This what if ;-) Kynde (talk) 04:43, 29 May 2014 (UTC)

I think the joke is that Cueball was just trying to explain a mathematical concept through imagery, but Megan took it as a deep visualization exercise and let her vivid imagination guide her experience (i.e., "Imagine yourself under a shady tree by a riverbank, perfectly at peace. You notice a person walking toward you. It's the person you want most to see.
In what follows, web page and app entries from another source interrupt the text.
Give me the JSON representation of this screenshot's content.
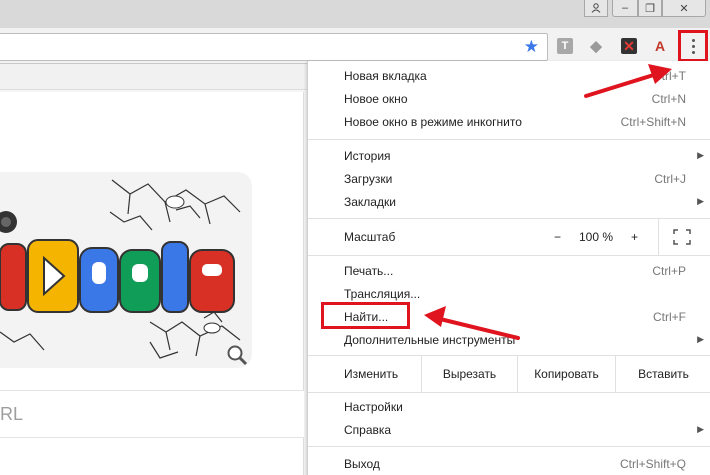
{
  "menu": {
    "items": [
      {
        "label": "Новая вкладка",
        "shortcut": "Ctrl+T"
      },
      {
        "label": "Новое окно",
        "shortcut": "Ctrl+N"
      },
      {
        "label": "Новое окно в режиме инкогнито",
        "shortcut": "Ctrl+Shift+N"
      },
      {
        "label": "История",
        "shortcut": ""
      },
      {
        "label": "Загрузки",
        "shortcut": "Ctrl+J"
      },
      {
        "label": "Закладки",
        "shortcut": ""
      },
      {
        "label": "Печать...",
        "shortcut": "Ctrl+P"
      },
      {
        "label": "Трансляция...",
        "shortcut": ""
      },
      {
        "label": "Найти...",
        "shortcut": "Ctrl+F"
      },
      {
        "label": "Дополнительные инструменты",
        "shortcut": ""
      },
      {
        "label": "Настройки",
        "shortcut": ""
      },
      {
        "label": "Справка",
        "shortcut": ""
      },
      {
        "label": "Выход",
        "shortcut": "Ctrl+Shift+Q"
      }
    ],
    "zoom": {
      "label": "Масштаб",
      "minus": "−",
      "value": "100 %",
      "plus": "+"
    },
    "edit": {
      "label": "Изменить",
      "cut": "Вырезать",
      "copy": "Копировать",
      "paste": "Вставить"
    }
  },
  "page": {
    "search_hint": "RL"
  },
  "extensions": {
    "t": "T",
    "d": "◆",
    "x": "✕",
    "pdf": "A"
  },
  "titlebar": {
    "user_icon": "person-icon",
    "min": "–",
    "max": "❐",
    "close": "✕"
  },
  "colors": {
    "highlight": "#e0141e",
    "star": "#3b78e7"
  }
}
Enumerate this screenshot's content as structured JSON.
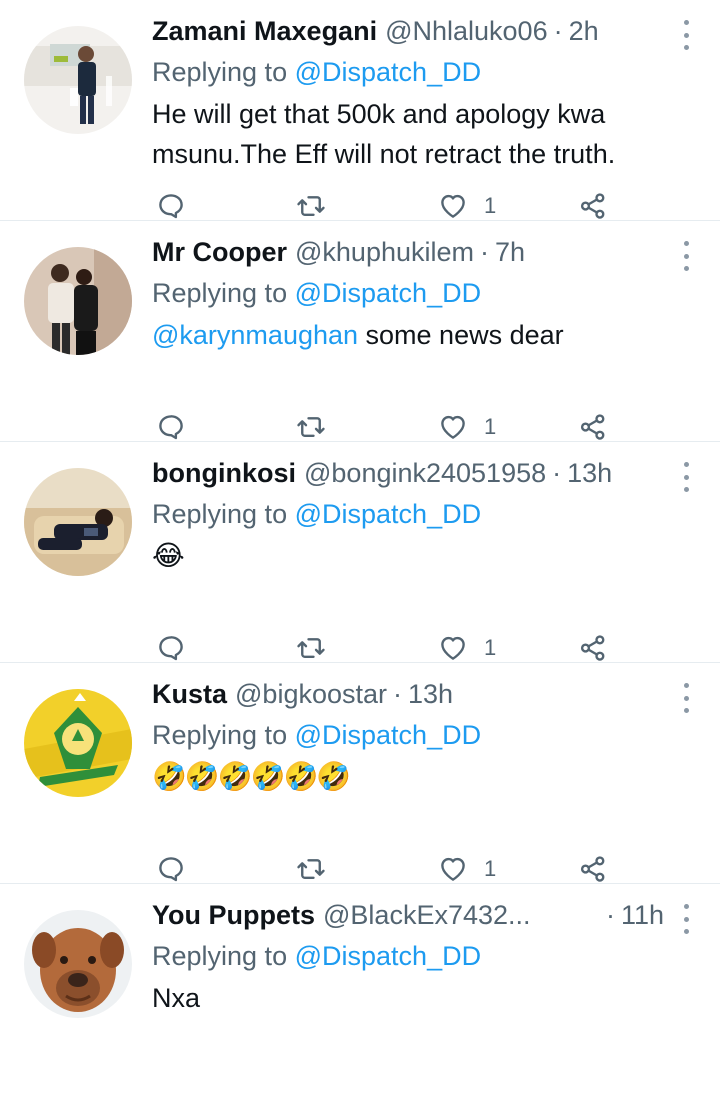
{
  "colors": {
    "accent": "#1d9bf0",
    "muted": "#536471",
    "text": "#0f1419",
    "divider": "#e6ecf0"
  },
  "tweets": [
    {
      "name": "Zamani Maxegani",
      "handle": "@Nhlaluko06",
      "time": "2h",
      "replying_prefix": "Replying to",
      "replying_to": "@Dispatch_DD",
      "body": "He will get that 500k and apology kwa msunu.The Eff will not retract the truth.",
      "likes": "1",
      "avatar_icon": "photo-man-standing-mall"
    },
    {
      "name": "Mr Cooper",
      "handle": "@khuphukilem",
      "time": "7h",
      "replying_prefix": "Replying to",
      "replying_to": "@Dispatch_DD",
      "body_mention": "@karynmaughan",
      "body": " some news dear",
      "likes": "1",
      "avatar_icon": "photo-couple"
    },
    {
      "name": "bonginkosi",
      "handle": "@bongink24051958",
      "time": "13h",
      "replying_prefix": "Replying to",
      "replying_to": "@Dispatch_DD",
      "body": "😂",
      "likes": "1",
      "avatar_icon": "photo-man-on-couch"
    },
    {
      "name": "Kusta",
      "handle": "@bigkoostar",
      "time": "13h",
      "replying_prefix": "Replying to",
      "replying_to": "@Dispatch_DD",
      "body": "🤣🤣🤣🤣🤣🤣",
      "likes": "1",
      "avatar_icon": "football-club-badge"
    },
    {
      "name": "You Puppets",
      "handle": "@BlackEx7432...",
      "time": "11h",
      "replying_prefix": "Replying to",
      "replying_to": "@Dispatch_DD",
      "body": "Nxa",
      "avatar_icon": "photo-dog"
    }
  ]
}
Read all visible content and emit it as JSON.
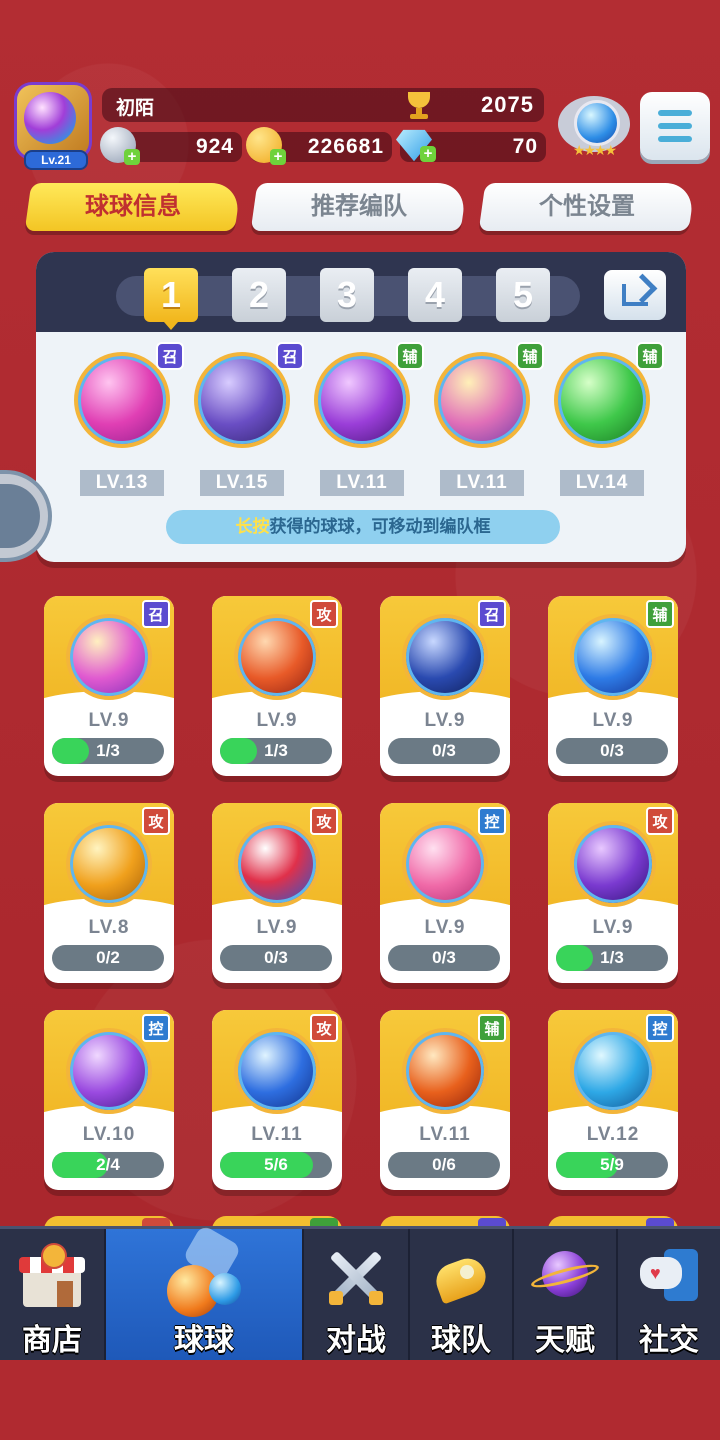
{
  "player": {
    "name": "初陌",
    "level": "Lv.21",
    "trophies": "2075"
  },
  "resources": {
    "energy": "924",
    "coins": "226681",
    "diamonds": "70"
  },
  "tabs": [
    "球球信息",
    "推荐编队",
    "个性设置"
  ],
  "squad": {
    "slots": [
      "1",
      "2",
      "3",
      "4",
      "5"
    ],
    "selected_slot": "1",
    "balls": [
      {
        "tag": "召",
        "level": "LV.13",
        "icon": "sword-orb"
      },
      {
        "tag": "召",
        "level": "LV.15",
        "icon": "ghost-cat-orb"
      },
      {
        "tag": "辅",
        "level": "LV.11",
        "icon": "leaf-orb"
      },
      {
        "tag": "辅",
        "level": "LV.11",
        "icon": "crowd-orb"
      },
      {
        "tag": "辅",
        "level": "LV.14",
        "icon": "arrow-up-orb"
      }
    ],
    "hint_highlight": "长按",
    "hint_rest": "获得的球球，可移动到编队框"
  },
  "cards": [
    {
      "tag": "召",
      "level": "LV.9",
      "progress": "1/3",
      "fraction": 0.333,
      "icon": "phoenix-orb"
    },
    {
      "tag": "攻",
      "level": "LV.9",
      "progress": "1/3",
      "fraction": 0.333,
      "icon": "flame-orb"
    },
    {
      "tag": "召",
      "level": "LV.9",
      "progress": "0/3",
      "fraction": 0,
      "icon": "void-orb"
    },
    {
      "tag": "辅",
      "level": "LV.9",
      "progress": "0/3",
      "fraction": 0,
      "icon": "ice-crystal-orb"
    },
    {
      "tag": "攻",
      "level": "LV.8",
      "progress": "0/2",
      "fraction": 0,
      "icon": "knight-orb"
    },
    {
      "tag": "攻",
      "level": "LV.9",
      "progress": "0/3",
      "fraction": 0,
      "icon": "yinyang-orb"
    },
    {
      "tag": "控",
      "level": "LV.9",
      "progress": "0/3",
      "fraction": 0,
      "icon": "heart-orb"
    },
    {
      "tag": "攻",
      "level": "LV.9",
      "progress": "1/3",
      "fraction": 0.333,
      "icon": "sword-cross-orb"
    },
    {
      "tag": "控",
      "level": "LV.10",
      "progress": "2/4",
      "fraction": 0.5,
      "icon": "butterfly-orb"
    },
    {
      "tag": "攻",
      "level": "LV.11",
      "progress": "5/6",
      "fraction": 0.833,
      "icon": "vortex-orb"
    },
    {
      "tag": "辅",
      "level": "LV.11",
      "progress": "0/6",
      "fraction": 0,
      "icon": "wings-orb"
    },
    {
      "tag": "控",
      "level": "LV.12",
      "progress": "5/9",
      "fraction": 0.556,
      "icon": "wave-orb"
    }
  ],
  "nav": [
    {
      "label": "商店",
      "icon": "shop-icon"
    },
    {
      "label": "球球",
      "icon": "balls-icon"
    },
    {
      "label": "对战",
      "icon": "crossed-swords-icon"
    },
    {
      "label": "球队",
      "icon": "whistle-icon"
    },
    {
      "label": "天赋",
      "icon": "planet-icon"
    },
    {
      "label": "社交",
      "icon": "chat-heart-icon"
    }
  ],
  "colors": {
    "background": "#b02a30",
    "active_tab": "#f3c524",
    "nav_active": "#2f74d8",
    "progress_fill": "#39d45a"
  }
}
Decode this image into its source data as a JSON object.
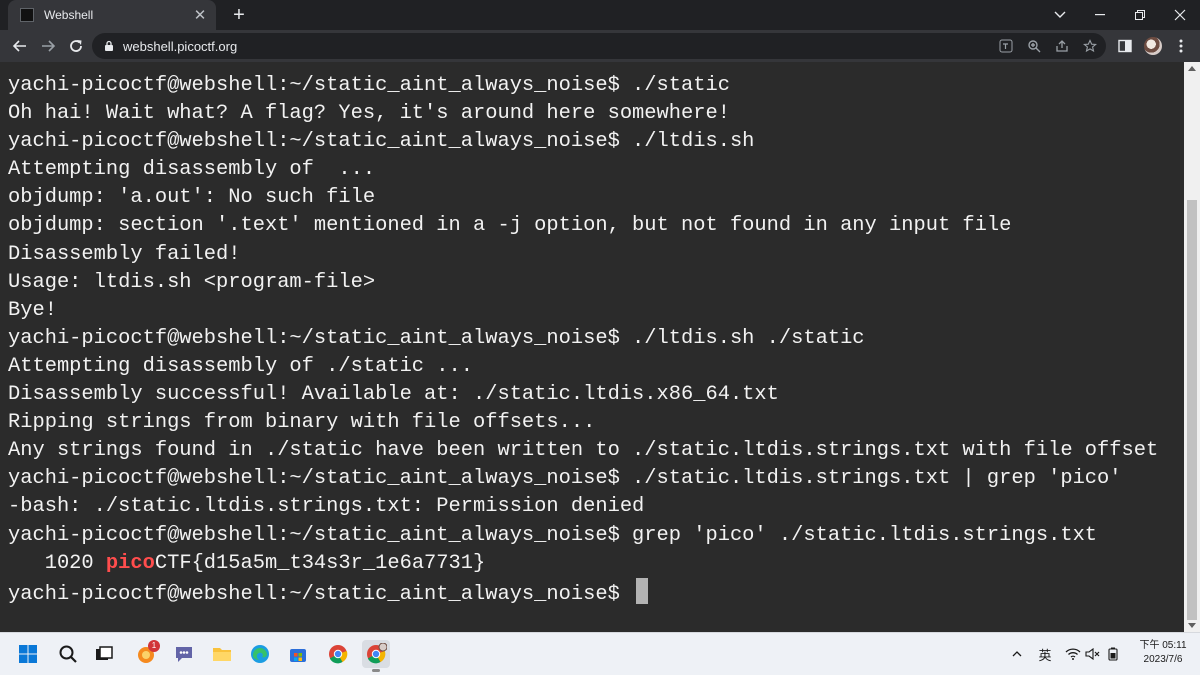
{
  "browser": {
    "tab_title": "Webshell",
    "url": "webshell.picoctf.org",
    "new_tab_symbol": "+",
    "close_tab_symbol": "✕"
  },
  "terminal": {
    "lines": [
      "yachi-picoctf@webshell:~/static_aint_always_noise$ ./static",
      "Oh hai! Wait what? A flag? Yes, it's around here somewhere!",
      "yachi-picoctf@webshell:~/static_aint_always_noise$ ./ltdis.sh",
      "Attempting disassembly of  ...",
      "objdump: 'a.out': No such file",
      "objdump: section '.text' mentioned in a -j option, but not found in any input file",
      "Disassembly failed!",
      "Usage: ltdis.sh <program-file>",
      "Bye!",
      "yachi-picoctf@webshell:~/static_aint_always_noise$ ./ltdis.sh ./static",
      "Attempting disassembly of ./static ...",
      "Disassembly successful! Available at: ./static.ltdis.x86_64.txt",
      "Ripping strings from binary with file offsets...",
      "Any strings found in ./static have been written to ./static.ltdis.strings.txt with file offset",
      "yachi-picoctf@webshell:~/static_aint_always_noise$ ./static.ltdis.strings.txt | grep 'pico'",
      "-bash: ./static.ltdis.strings.txt: Permission denied",
      "yachi-picoctf@webshell:~/static_aint_always_noise$ grep 'pico' ./static.ltdis.strings.txt"
    ],
    "flag_line": {
      "offset": "   1020 ",
      "match": "pico",
      "rest": "CTF{d15a5m_t34s3r_1e6a7731}"
    },
    "prompt": "yachi-picoctf@webshell:~/static_aint_always_noise$ "
  },
  "taskbar": {
    "notification_badge": "1",
    "input_method": "英",
    "clock_period": "下午",
    "time": "05:11",
    "date": "2023/7/6"
  },
  "colors": {
    "terminal_bg": "#2b2b2b",
    "terminal_fg": "#f2f2f2",
    "grep_match": "#ff4d4d",
    "chrome_dark": "#35363a"
  }
}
Who is the person?"). He was about to tell her what would happen next; he didn't mean for her to supply the rest of the experience. --민석 (talk) 23:53, 28 May 2014 (UTC)